“Global Affairs Canada officials are in contact with the family and are providing consular services. GAC is taking the necessary steps to ensure that the family is well supported and treated with compassion.”
Members of Mr. Hildebrand’s unit told The Globe and Mail that he and another foreign fighter were killed by Russian artillery fire on Nov. 7 while transporting wounded comrades to a front-line medical centre near Bakhmut.
The city remains the epicentre of some of the worst fighting of the 272-day-old war. On Tuesday, Mykhailo Podolyak, a top adviser to Ukrainian President Volodymyr Zelensky, named Bakhmut as the most difficult spot on the front line because Russia was concentrating its most experienced forces there.
Mr. Hildebrand, whose family live in Herbert, Sask., is the second Canadian to die fighting for Ukraine. Émile-Antoine Roy-Sirois, a 31-year-old Quebecker, was killed in July, also in the Donbas area.

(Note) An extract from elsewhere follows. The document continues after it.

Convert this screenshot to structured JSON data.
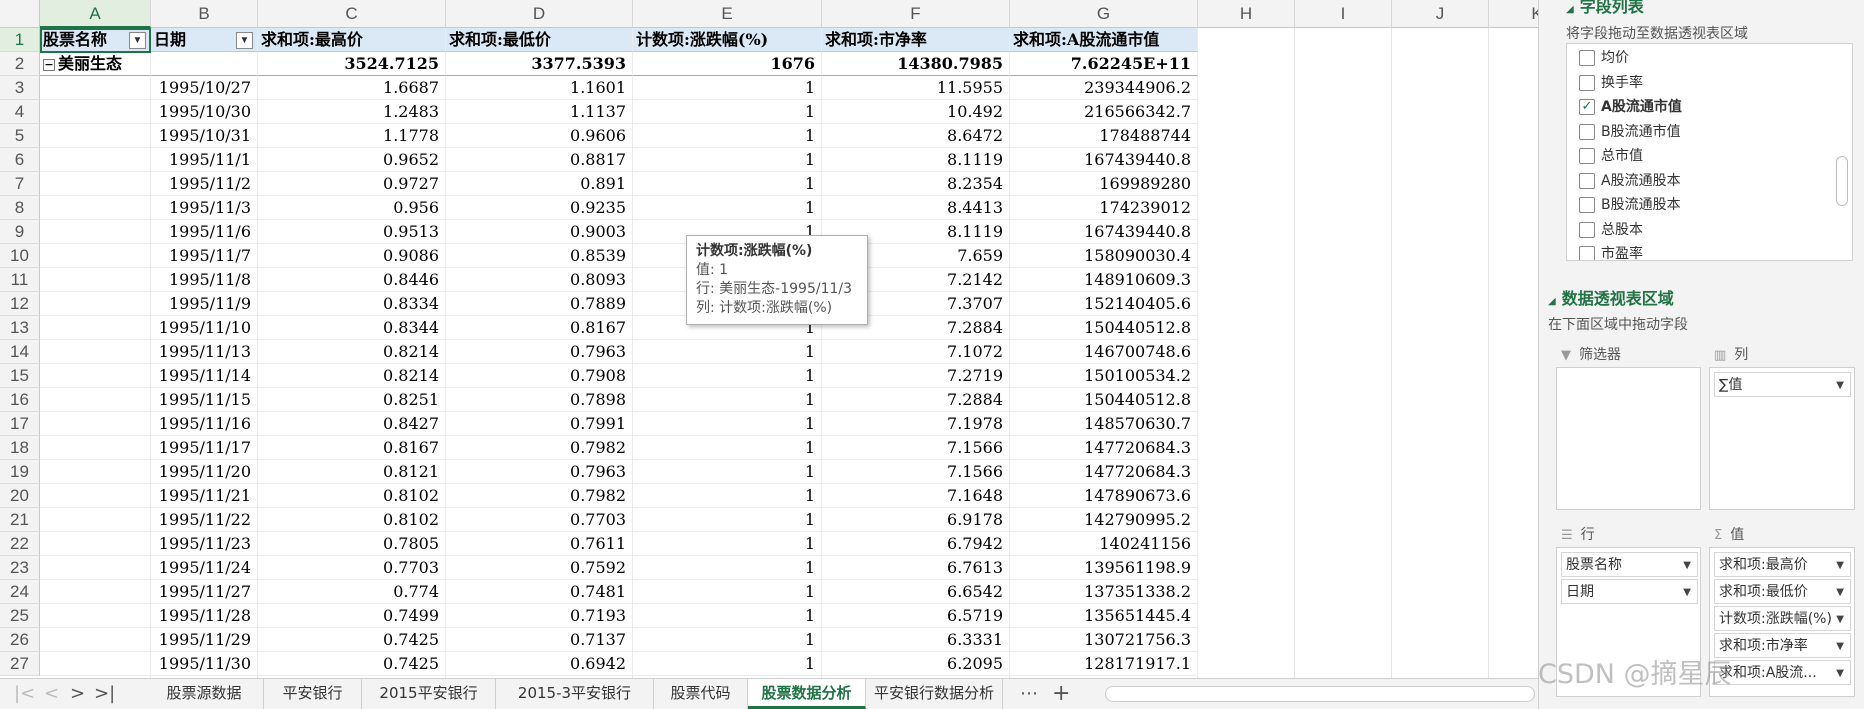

A fellow PPCLI veteran who was a member of the same unit of the International Legion as Mr. Hildebrand said his friend had been “always the most calm, cool and collected guy in the world, and always knew how to add humour when it was just too harsh.” The fighter, who hails from Alberta, was unable to attend the Kyiv ceremony because he was still deployed.
For security reasons, The Globe isn’t naming the other ex-PPCLI fighter. The Albertan said he and Mr. Hildebrand had been in contact most recently during the fall counteroffensive that liberated much of the eastern Kharkiv region from Russian occupation.
“With that offensive, we touched base afterwards and we said it’s a surreal feeling to stare at something for a couple months and then realize that one push and you liberate it. And the whole time you were staring at it, you didn’t realize that it was full of civilians in a way that you just didn’t expect. Between women, kids, young people, old people, it’s surreal to see how these cities were still operating, and it really substantiated why he was here, why I’m here.”